Overall, the best way to address unfair business practices is through free-market competition; however, this may not always be an end-all solution for every situation, which is why specific and limited government regulation is in place. It is important for citizens and businesses to hold the government and its agencies accountable so that excessive regulation does not destroy what makes the free enterprise system successful. Citizens legally have rights in order to prevent the government from overstepping its jurisdiction, and this includes the right to private property. The basis of free market ideals includes the notion that too much government intervention impedes economic growth and hinders innovation. The government’s involvement in a free market system through antitrust regulations was designed to allow individuals to get the most out of the economy by playing the role of an umpire when situations get out of hand. The handling of such regulations may have escalated past the point of umpiring and into the realm of limitation; however, there is much dispute over this idea, and it is debatable whether or not such limitation will have a long-lasting impact on free enterprise in American economics. Monopolies tend to be harmful for a number of reasons but cornering the market in a free enterprise economy is not necessarily one of them. Monopolies are detrimental to free trade when forced, generally through intense government regulation or federal incentives. Monopolies “originated in crown grants to certain people of exclusive privileges maintained by the force of government,” which resulted in the limitation of free trade due to the government’s involvement directly in affecting commerce. 2 Whether or not antitrust regulations do more harm than good is disputable; however, free market competition and the successes associated with its production and innovation should overcome minor regulations of this sort.

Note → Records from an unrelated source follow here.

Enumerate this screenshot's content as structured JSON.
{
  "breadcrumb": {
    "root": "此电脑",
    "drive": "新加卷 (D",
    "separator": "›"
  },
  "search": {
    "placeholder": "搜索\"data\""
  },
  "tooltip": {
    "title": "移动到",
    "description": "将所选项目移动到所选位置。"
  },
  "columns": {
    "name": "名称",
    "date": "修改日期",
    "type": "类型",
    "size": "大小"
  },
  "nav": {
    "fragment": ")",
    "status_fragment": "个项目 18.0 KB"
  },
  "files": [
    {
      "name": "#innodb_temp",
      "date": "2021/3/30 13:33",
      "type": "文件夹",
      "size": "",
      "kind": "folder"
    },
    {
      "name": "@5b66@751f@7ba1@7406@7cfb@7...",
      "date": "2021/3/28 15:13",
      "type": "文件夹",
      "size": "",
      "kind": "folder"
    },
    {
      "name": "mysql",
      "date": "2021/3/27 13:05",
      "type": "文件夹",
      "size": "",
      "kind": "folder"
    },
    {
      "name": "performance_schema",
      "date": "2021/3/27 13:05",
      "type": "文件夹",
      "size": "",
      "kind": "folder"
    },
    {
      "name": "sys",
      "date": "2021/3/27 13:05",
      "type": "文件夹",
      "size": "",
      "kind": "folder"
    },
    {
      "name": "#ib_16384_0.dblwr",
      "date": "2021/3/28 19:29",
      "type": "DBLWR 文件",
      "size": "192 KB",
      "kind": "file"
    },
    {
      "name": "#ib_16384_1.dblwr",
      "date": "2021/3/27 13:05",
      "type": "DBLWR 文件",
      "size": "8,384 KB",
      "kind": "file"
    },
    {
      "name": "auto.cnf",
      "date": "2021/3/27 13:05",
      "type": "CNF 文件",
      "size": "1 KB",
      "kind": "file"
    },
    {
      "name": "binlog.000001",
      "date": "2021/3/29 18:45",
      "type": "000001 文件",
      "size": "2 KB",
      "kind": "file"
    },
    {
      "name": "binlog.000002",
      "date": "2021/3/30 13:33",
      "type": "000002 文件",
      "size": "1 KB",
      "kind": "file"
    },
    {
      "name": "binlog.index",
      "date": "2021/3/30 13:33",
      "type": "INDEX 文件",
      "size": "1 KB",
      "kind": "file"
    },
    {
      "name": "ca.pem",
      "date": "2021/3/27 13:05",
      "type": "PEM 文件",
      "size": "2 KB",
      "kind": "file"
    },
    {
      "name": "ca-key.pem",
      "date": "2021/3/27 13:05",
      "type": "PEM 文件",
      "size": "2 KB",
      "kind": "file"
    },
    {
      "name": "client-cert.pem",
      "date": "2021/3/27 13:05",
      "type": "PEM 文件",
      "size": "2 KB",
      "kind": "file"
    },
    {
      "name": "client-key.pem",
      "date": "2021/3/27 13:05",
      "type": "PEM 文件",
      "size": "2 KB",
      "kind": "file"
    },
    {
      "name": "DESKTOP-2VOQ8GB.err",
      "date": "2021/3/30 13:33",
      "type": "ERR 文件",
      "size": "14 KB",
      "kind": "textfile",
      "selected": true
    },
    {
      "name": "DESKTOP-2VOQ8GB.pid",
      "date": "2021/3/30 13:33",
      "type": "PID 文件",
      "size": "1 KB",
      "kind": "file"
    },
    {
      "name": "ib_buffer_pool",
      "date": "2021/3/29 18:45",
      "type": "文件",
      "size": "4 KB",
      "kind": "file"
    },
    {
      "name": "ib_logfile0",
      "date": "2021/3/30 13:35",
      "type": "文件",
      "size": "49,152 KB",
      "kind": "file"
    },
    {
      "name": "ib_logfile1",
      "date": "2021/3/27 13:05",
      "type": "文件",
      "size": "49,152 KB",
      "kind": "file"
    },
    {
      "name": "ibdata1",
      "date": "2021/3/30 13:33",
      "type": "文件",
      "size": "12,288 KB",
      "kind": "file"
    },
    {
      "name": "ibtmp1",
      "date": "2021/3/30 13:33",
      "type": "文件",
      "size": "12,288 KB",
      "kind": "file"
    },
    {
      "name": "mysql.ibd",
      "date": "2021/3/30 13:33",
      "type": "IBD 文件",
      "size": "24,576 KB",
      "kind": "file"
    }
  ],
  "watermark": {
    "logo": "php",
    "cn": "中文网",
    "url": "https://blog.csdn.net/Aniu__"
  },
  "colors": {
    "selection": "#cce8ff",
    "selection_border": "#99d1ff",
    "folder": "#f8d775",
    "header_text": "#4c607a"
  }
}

Maria Buenano has many passions aside from being a testament to American liberty. She is an entrepreneur and student who is studying Business and Organizational Leadership at Valencia College.